When the announcement was made about the agreement Japanese Foreign Minister Fumio Kishida formally agreed the Japanese Imperial army had involvement in the commission of atrocities before and during World War II, and acknowledged the resulting dishonor to Korean women. Consequently, Prime Minister Shinzo Abe expressed sincere and heartfelt apologies as well as deep remorse to all of the women who underwent immeasurable and highly painful experiences during this unfortunate time. In addition to the apologies and acknowledgment, the nation of Japan also agreed to make a onetime monetary donation to a foundation set up by the South Korean government. The foundation’s purpose would be to provide for the care and needs of the former South Korean comfort women. The donation, which at the time of the announcement was stated to be ¥1B (approximately $9M US). The agreement was made with the understanding that the South Korean Foreign Minister Yun Byung-se would let the entire issue be put to rest, and that he would start pursuing a peaceful solution to the further connected issue regarding the removal of a statue dedicated to the Korean comfort women which sits in front of the Japanese embassy in Seoul.
The issue is that even after six months the agreement remained yet to be formally implemented by both parties. The growing discontent among the peoples of both nations as well as the increasing popularity of Ianfu statues in places all over the world, has put in jeopardy the possibility that the agreement will ever be honored, and is putting the South Korean-Japanese relations in a very challenging position.
There are two very different positions on what the agreement means on the opposing sides of the issue. While for the most part Japan sees the agreement as being a precipitator of better relations with Seoul, the position of Abe has not changed. In a speech that he gave to the House of Councilors, the upper chamber of the Japanese Diet Legislature, he stated that the agreement does not constitute a confession as to the involvement of Japan in sex slavery, or any other type of war crimes. This speech and position has led to the Korean people and the Korean government being livid. This condition has been made more contentious by the fact that every single member of Abe’s cabinet has stated on numerous occasions that there is no valid and verifiable evidence that the Japanese Imperial Army and Navy ever coerced Korean comfort women into sexual services.
Abe has stated that he views the agreement as necessary to the continued development of the long-standing relationship between Japan and South Korea. Seemingly in opposition to Abe’s nationalist agenda, there have been times when citizens of Japan have protested the agreement in the streets of Tokyo. In sharp contrast the Korean people seem to be at odds over almost every aspect of the comfort women issue. 50% of the Koreans who were surveyed in opinion polls stated that they do not like the agreement, and 66% of those asked, stated that they do not want the Korean comfort women statue removed from in front of the embassy. It should be noted that there is a large disconnect between generations, as younger Koreans are more adamantly opposed to the relocation of the statue than those of previous generations.
The loss of President Park Geun-Hye’s Sanora Party in the April 2016 elections, further muddies the chances of the agreement being formally implemented.
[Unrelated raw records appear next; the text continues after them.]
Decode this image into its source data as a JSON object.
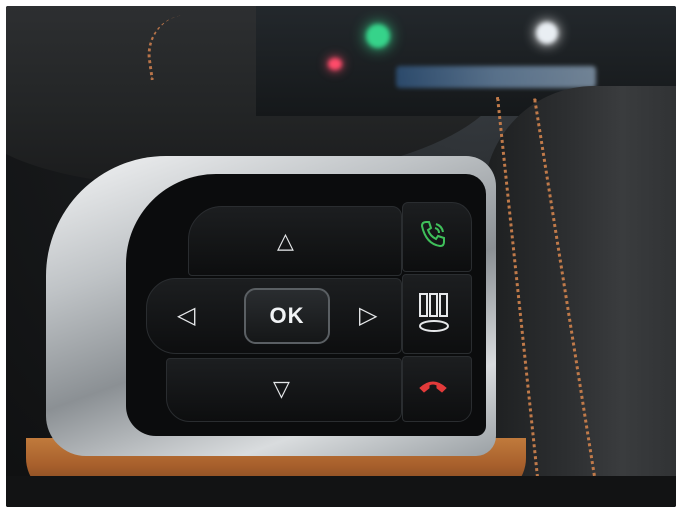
{
  "wheel_buttons": {
    "ok_label": "OK",
    "up_symbol": "△",
    "down_symbol": "▽",
    "left_symbol": "◁",
    "right_symbol": "▷"
  },
  "icons": {
    "voice": "voice-call-icon",
    "phone": "end-call-icon",
    "view": "view-mode-icon"
  },
  "colors": {
    "voice_icon": "#3fbf5a",
    "end_call_icon": "#e23a3a",
    "stitching": "#c07a4a",
    "wood_trim": "#b0652f"
  }
}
The party which took the majority control of the legislature, the Minjoo Party, has called for the agreement to be renegotiated. The second largest opposition party in South Korean, the Peoples Party, also has stated on many occasions that they oppose the agreement, and want more support for comfort women stories and public awareness of comfort women testimonies. A large portion of the Korean population has called the agreement whitewash for the bad behavior of the Japanese Imperial Army and Navy. Some groups have even called for the United Nations to get involved and confirm if the agreement meets the internationally recognized human rights standards.
One of the major points of contention between the two countries revolves around the memorial statues dedicated to the Ianfu both in South Korea and in other locations around the globe. These statues prove to be a sticking point for the soft power image that Japan has been trying to develop in the international community. There are a lot of Asian countries who have put up memorials in commemoration of the women who were subjugated. There are even memorials to the Ianfu women in western countries. In fact, the United States has the largest number of memorials to comfort women outside of Asia. The growing support of comfort women and the significant historical weight that the issues carry has further complicated the entire conversation that Japan has hoped it would by now be dominating with its own position.
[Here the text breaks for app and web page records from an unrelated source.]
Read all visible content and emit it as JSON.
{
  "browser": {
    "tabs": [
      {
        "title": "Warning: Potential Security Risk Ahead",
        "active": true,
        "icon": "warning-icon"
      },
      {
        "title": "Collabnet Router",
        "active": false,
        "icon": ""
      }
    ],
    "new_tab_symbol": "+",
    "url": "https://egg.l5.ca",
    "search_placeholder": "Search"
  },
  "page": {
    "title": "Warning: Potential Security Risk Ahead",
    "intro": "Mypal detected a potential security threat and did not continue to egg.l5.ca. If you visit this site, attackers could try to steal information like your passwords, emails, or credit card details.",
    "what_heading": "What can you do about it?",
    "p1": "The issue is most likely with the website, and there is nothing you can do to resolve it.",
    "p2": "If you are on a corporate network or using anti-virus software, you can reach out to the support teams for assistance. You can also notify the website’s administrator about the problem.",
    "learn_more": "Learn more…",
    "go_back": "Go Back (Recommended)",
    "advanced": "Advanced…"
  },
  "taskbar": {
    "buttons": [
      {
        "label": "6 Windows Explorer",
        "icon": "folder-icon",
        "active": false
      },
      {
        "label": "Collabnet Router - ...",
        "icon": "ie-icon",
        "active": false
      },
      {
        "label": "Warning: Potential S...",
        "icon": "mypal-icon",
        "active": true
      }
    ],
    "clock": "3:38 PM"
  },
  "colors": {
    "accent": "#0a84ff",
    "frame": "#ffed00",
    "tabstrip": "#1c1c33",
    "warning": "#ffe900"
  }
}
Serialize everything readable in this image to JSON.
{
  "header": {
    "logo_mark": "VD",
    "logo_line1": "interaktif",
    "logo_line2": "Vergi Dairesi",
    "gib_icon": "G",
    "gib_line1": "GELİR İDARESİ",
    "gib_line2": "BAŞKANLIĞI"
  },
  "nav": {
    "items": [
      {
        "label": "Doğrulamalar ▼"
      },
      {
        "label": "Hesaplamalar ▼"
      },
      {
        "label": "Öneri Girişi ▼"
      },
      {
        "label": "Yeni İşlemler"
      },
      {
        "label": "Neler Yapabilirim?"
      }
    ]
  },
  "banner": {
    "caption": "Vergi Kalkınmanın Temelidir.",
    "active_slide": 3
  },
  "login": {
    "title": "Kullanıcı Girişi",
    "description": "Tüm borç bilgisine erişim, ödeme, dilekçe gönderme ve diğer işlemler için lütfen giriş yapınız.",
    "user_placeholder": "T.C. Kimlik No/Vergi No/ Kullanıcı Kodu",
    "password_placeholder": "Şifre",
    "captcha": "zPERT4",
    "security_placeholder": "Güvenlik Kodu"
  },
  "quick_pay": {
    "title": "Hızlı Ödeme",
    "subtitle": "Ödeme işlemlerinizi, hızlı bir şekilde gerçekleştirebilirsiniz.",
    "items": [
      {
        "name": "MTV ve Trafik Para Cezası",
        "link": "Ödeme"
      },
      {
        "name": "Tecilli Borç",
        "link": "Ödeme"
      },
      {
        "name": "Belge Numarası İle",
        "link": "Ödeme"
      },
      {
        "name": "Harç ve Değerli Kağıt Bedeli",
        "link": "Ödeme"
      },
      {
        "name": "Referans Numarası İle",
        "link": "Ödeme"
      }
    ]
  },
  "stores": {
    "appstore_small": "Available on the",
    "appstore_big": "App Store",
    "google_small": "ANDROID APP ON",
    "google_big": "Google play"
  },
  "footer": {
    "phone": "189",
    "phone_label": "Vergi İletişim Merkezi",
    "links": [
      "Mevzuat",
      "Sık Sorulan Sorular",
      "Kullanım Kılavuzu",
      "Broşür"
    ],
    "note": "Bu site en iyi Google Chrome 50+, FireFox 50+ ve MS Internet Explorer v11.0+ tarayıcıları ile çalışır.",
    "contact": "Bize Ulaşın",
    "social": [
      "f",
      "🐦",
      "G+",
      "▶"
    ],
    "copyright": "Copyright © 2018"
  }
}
The simple fact is that the South Korean comfort women issue has now gone global, and with increasing tension on the subject on both sides, it is clear that the issue is going to drag on for a long while. While neither country has expressed negative comments about the issue or the agreement in the public international forum, the tension over the underlying concerns is rising. It is critical that the governments work to implement the agreement as quickly as can be done in order to not let the momentum and perspective of the issue that has been gained be lost.